The Missouri men’s basketball team isn’t handing opposing coaches any favors.
For the second time this season, the Tigers caused an opposing coach to term his team’s loss to Missouri as one of the worst in his tenure.
“It’s a very difficult loss to stomach,” Stephen F. Austin coach Danny Kaspar said. “One of the hardest ones I’ve had at SFA.”
It’s not that the games have been won or lost in heart-breaking fashion. But Missouri’s defense has made teams look sloppy — and at times unprepared — as was the case Saturday night in the Tigers’ 85-56 win against Stephen F. Austin at Mizzou Arena.
The full-court trap defense carried the team in the first half and left Stephen F. Austin confused. The Lumberjacks, who scored 17 first-half points, battled to get the ball in bounds or even past the half-court line.
“We really had a tough time with their ball pressure,” Kaspar said. “Missouri put it on us. It had a lot to do with their double-team trapping.”
After a poor first-half performance from his starters, Kaspar didn’t see an improvement in the second half. He was so frustrated with his team’s play against Missouri’s defense that he benched his starters less than three minutes into the second half. The coach replaced them with five new players off the bench. Four of the Lumberjacks’ five starters played less than half of the game.
Missouri players say the key to coach Mike Anderson’s defense is energy. But more specifically, Anderson’s defense requires speed and activity in passing lines and on the ball. When implemented by a team with athletic players, such as Missouri, it works excellently.
“Sometimes energy and just playing hard will put you in the right places,” junior guard Jason Horton said. “And that’s what happened tonight.”
From the moment he became Missouri’s head coach, Anderson has made defense the team’s focal point. He has never concerned himself with offense. He said he believes good defense will create the offense.
Horton estimates the team works on defense “about 95 to 100 percent of the time” during practice. The only exception is when the team can’t seem to make a shot during practice. And even then, the team will take no more than a five- or 10-minute break to shoot the basketball.

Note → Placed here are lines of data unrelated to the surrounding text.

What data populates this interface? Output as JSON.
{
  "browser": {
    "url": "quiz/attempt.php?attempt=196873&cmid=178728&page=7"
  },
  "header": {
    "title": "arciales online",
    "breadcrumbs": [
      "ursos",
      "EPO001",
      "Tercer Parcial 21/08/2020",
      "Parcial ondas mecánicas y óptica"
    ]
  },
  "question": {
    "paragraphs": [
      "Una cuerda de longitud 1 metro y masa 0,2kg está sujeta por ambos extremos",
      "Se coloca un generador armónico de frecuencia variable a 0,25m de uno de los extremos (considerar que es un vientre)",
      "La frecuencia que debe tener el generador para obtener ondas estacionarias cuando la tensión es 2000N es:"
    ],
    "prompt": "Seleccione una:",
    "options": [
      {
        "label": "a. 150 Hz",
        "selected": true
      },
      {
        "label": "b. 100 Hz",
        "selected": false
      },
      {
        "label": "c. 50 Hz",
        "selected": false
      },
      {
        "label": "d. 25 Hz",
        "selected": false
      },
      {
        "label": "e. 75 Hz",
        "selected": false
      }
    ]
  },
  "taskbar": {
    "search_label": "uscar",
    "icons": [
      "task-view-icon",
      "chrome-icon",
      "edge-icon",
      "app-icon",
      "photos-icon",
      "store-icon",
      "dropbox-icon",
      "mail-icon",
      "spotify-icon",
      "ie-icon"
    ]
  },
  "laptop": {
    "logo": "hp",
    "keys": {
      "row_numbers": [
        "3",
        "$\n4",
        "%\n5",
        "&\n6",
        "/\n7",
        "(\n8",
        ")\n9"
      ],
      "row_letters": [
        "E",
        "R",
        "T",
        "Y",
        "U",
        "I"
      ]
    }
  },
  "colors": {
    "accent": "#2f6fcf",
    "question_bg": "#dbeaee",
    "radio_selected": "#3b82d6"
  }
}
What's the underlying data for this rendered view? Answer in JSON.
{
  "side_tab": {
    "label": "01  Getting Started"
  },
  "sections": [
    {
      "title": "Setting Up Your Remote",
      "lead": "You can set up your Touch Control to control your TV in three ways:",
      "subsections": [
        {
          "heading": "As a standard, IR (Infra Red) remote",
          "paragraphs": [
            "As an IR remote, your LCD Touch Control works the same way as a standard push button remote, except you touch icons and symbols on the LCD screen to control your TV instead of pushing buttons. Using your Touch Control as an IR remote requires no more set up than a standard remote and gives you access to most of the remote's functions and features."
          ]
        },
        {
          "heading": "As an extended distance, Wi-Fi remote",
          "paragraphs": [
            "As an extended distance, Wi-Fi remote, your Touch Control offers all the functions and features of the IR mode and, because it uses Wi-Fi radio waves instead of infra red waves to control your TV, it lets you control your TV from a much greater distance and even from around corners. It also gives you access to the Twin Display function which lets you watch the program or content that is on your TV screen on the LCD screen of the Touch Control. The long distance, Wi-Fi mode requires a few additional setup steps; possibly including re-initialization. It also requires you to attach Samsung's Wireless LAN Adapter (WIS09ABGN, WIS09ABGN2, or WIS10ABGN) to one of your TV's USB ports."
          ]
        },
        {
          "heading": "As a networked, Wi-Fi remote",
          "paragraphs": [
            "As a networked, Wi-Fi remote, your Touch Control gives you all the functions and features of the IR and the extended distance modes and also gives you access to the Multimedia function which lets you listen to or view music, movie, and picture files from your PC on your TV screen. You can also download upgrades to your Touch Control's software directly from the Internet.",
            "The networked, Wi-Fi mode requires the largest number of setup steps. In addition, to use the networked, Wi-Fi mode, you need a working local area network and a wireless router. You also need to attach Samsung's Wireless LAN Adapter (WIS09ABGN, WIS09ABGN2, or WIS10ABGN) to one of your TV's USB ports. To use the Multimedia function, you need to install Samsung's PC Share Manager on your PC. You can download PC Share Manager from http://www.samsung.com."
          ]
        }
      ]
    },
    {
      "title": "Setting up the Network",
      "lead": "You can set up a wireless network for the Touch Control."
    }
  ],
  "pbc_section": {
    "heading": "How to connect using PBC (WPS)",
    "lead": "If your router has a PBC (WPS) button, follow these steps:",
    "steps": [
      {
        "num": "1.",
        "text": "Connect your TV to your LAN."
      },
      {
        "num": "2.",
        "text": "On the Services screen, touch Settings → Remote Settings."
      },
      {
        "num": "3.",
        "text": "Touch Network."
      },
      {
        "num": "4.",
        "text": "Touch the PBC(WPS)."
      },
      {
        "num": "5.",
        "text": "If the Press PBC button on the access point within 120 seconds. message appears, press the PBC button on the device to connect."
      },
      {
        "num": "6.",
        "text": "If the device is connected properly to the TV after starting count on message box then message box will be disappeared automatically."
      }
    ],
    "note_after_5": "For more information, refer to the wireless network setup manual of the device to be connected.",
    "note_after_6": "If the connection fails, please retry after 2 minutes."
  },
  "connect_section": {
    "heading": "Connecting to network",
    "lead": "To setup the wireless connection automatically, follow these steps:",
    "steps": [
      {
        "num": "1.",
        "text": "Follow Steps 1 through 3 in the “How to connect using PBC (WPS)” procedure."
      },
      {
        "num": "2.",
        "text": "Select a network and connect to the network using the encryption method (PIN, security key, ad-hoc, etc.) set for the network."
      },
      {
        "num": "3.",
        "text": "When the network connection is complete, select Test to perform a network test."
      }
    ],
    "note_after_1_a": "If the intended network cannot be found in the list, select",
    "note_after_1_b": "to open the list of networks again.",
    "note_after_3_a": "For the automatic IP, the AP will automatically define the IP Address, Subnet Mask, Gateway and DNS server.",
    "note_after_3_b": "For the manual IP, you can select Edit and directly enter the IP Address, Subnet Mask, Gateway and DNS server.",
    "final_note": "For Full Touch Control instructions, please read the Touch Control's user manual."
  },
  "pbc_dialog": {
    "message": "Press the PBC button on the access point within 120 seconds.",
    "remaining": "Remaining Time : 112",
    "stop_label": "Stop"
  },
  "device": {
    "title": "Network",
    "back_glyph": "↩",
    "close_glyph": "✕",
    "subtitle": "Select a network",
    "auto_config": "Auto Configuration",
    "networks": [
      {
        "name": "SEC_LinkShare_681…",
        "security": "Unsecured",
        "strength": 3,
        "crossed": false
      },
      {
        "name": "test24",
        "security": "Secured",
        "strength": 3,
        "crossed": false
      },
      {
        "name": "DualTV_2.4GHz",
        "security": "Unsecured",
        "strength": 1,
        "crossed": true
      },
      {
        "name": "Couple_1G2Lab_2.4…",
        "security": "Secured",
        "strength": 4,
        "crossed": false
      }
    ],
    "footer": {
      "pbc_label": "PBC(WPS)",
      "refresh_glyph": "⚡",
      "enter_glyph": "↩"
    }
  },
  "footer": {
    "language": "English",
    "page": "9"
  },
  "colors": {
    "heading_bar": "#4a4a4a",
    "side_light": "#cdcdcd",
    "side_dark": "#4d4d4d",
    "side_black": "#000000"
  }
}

“We’re always working on defense the whole practice,” Horton said. “Every segment in practice that we do is defense. That’s more of a solid thing to depend on than ajump shot.”
Junior guard Stefhon Hannah’s on-the-ball defense leads the front of Missouri’s press. With four steals against the Lumberjacks, Hannah moved up to No. 2 in the nation with 23 steals. Hannah’s speed and quick reaction time have forced opposing guards to constantly turn the ball over.
“Defensively, our guards dictate the tempo of the game,” Anderson said. “They put pressure on the ball, get in the passing lanes. The pressure, the tempo...it starts with our guards.”
Defensive energy can also bail out the offense when it has an off night. On Saturday, Missouri struggled somewhat in the first half on offense. The Tigers turned the ball over 11 times in the half and scored only 32 points.
“Defense never takes a night off,” junior center Kalen Grimes said. “That’s the main focus of this team. The main focus of our offense even is our defense. With defense, you’ll get turnovers. And with turnovers, you’ll get baskets.”
The Tigers’ first-half woes on offense are nothing new. In the last four games combined, Missouri has scored 63 more points in the second half than in the first. Part of the reason is because Anderson uses the first half to see what rotation he will go with during the second half, which he considers more important.
Anderson played 12 players in the first half, including forward Glen Dandridge, who was playing in just his second game since breaking his foot. Late in the game, Dandridge made back-to-back 3-pointers.